On this most solemn of morning for Americans, there are always a wide range of emotions. Can you believe that it has been 13 years since that fateful September morning when our nation was attacked? I was in fourth grade. I remember the day so vividly in my mind. Today, I sit in my office in Washington D.C. looking out over the busy streets. Flags are flying at half-mass to call to memory all of those who were lost. I see the Washington Monument in the distance, standing tall, a symbol of pride proclaiming “We will not be shaken.” Just last night, a few blocks from where I sit, President Obama delivered an address to the nation. Though so much has changed in the last 13 years, not all that much has really changed. We’re still facing hatred, terror, war, and injustice. Our world is still shaken every day by explosions and gunfire. One is tempted to think that there isn’t much hope for change.
But that’s when the memory of Jesus Christ is called to mind. My savior who defeated death and rose from the grave. My savior who offers redemption and salvation to the terrorist and politician alike. My savior who proclaims “Peace be with you” over the earth each day. And in that memory, I am called to remember that hope is not lost. A brighter day is to come. The earth, which groans in labor pangs, is being renewed and conformed to the order of her Creator. A better day is coming. For America. For our world. God is on the move.
Would you take a moment with me this morning and offer up this prayer to God for our nation and our world?
With all our heart and all our mind, we pray to you, O Lord.
Make us instruments of your peace.
For the peace of the world, that a spirit of respect and forbearance may grow among nations and peoples, we pray to you, O Lord:
Where there is hatred, let us sow love.
For our enemies and those who wish us harm, especially those led to acts of terror;
that in the aftermath of the destruction of September 11th, 2001
we may grow ever more deeply in your spirit of justice and peace, we pray to you, O Lord:
Were there is injury, let us sow pardon.
For all who believe in you, Lord Christ, and all whose faith is known to you alone,
that they may be delivered from the darkness of fanaticism that arises from poverty and oppression, and from the pride that arises from wealth and comfort,

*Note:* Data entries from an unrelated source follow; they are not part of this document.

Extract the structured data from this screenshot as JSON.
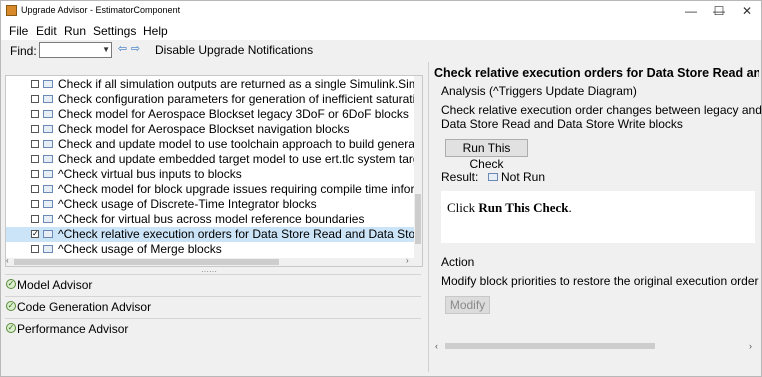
{
  "window": {
    "title": "Upgrade Advisor - EstimatorComponent"
  },
  "window_controls": {
    "minimize": "—",
    "maximize": "☐",
    "close": "✕"
  },
  "menu": [
    "File",
    "Edit",
    "Run",
    "Settings",
    "Help"
  ],
  "toolbar": {
    "find_label": "Find:",
    "find_value": "",
    "prev_glyph": "⇦",
    "next_glyph": "⇨",
    "disable_label": "Disable Upgrade Notifications"
  },
  "checks": [
    {
      "label": "Check if all simulation outputs are returned as a single Simulink.Simulat",
      "checked": false,
      "selected": false
    },
    {
      "label": "Check configuration parameters for generation of inefficient saturation c",
      "checked": false,
      "selected": false
    },
    {
      "label": "Check model for Aerospace Blockset legacy 3DoF or 6DoF blocks",
      "checked": false,
      "selected": false
    },
    {
      "label": "Check model for Aerospace Blockset navigation blocks",
      "checked": false,
      "selected": false
    },
    {
      "label": "Check and update model to use toolchain approach to build generated c",
      "checked": false,
      "selected": false
    },
    {
      "label": "Check and update embedded target model to use ert.tlc system target w",
      "checked": false,
      "selected": false
    },
    {
      "label": "^Check virtual bus inputs to blocks",
      "checked": false,
      "selected": false
    },
    {
      "label": "^Check model for block upgrade issues requiring compile time informat",
      "checked": false,
      "selected": false
    },
    {
      "label": "^Check usage of Discrete-Time Integrator blocks",
      "checked": false,
      "selected": false
    },
    {
      "label": "^Check for virtual bus across model reference boundaries",
      "checked": false,
      "selected": false
    },
    {
      "label": "^Check relative execution orders for Data Store Read and Data Store W",
      "checked": true,
      "selected": true
    },
    {
      "label": "^Check usage of Merge blocks",
      "checked": false,
      "selected": false
    }
  ],
  "advisors": [
    "Model Advisor",
    "Code Generation Advisor",
    "Performance Advisor"
  ],
  "detail": {
    "title": "Check relative execution orders for Data Store Read and",
    "analysis_heading": "Analysis (^Triggers Update Diagram)",
    "description_line1": "Check relative execution order changes between legacy and ta",
    "description_line2": "Data Store Read and Data Store Write blocks",
    "run_button": "Run This Check",
    "result_label": "Result:",
    "result_value": "Not Run",
    "result_box_prefix": "Click ",
    "result_box_bold": "Run This Check",
    "result_box_suffix": ".",
    "action_heading": "Action",
    "action_text": "Modify block priorities to restore the original execution order",
    "modify_button": "Modify"
  },
  "colors": {
    "selection": "#cce4f7",
    "accent": "#3a78c4"
  }
}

and brought into your light, we pray to you, O Lord:
Where there is discord, let us sow union.
For those who have lost their faith in you, for those who continue to mourn those who died on that terrible day, that your Church may give comfort and hope in this time of remembrance, we pray to you, O Lord:
Were there is doubt, let us sow faith.
For all those whose spirit has been broken and whose lives have been disrupted
by the violence of that day and its aftermath, we offer our prayers along with the persecuted, the lonely, and the sick, and those who have bid our prayers today, that they may be relieved and protected. Especially we pray for those whose names appear on the Peace Altar.
For these and for those whose need we do not know, we pray to you, O Lord:
Where there is despair, let us sow hope.
For the mission and ministry of the Episcopal Church, especially in the Diocese of New York; that we may hear the Gospel and proclaim it in word and action to build up your kingdom here on earth, we pray to you, O Lord:
Where there is darkness, let us sow light.
For all who died in the terror of September 2001 and for those others whom we remember today; for those who believed in your resurrection
and those who did not know your promise of eternal life, in trust that they have been found by you and are at rest in your holy habitation, we pray to you, O Lord:
Where there is sadness, let us sow joy.
And we pray for the forgiveness of our sins.
Grant that we may not so much seek to be consoled as to console; to be understood, as to
understand; to be loved as to love.
Take heart, in Christ we have been reconciled to God.
For it is in giving that we receive, it is in pardoning that we are pardoned; and it is in dying that we reborn to eternal life. Amen.
(Adapted from Episcopal Church USA Liturgy for 9/11- Prayer of the People)
May we always remember. May we be the change that we hope to see. May we continue to hope for a better tomorrow. May we cling to our Savior who proclaims “Peace” over all of the earth.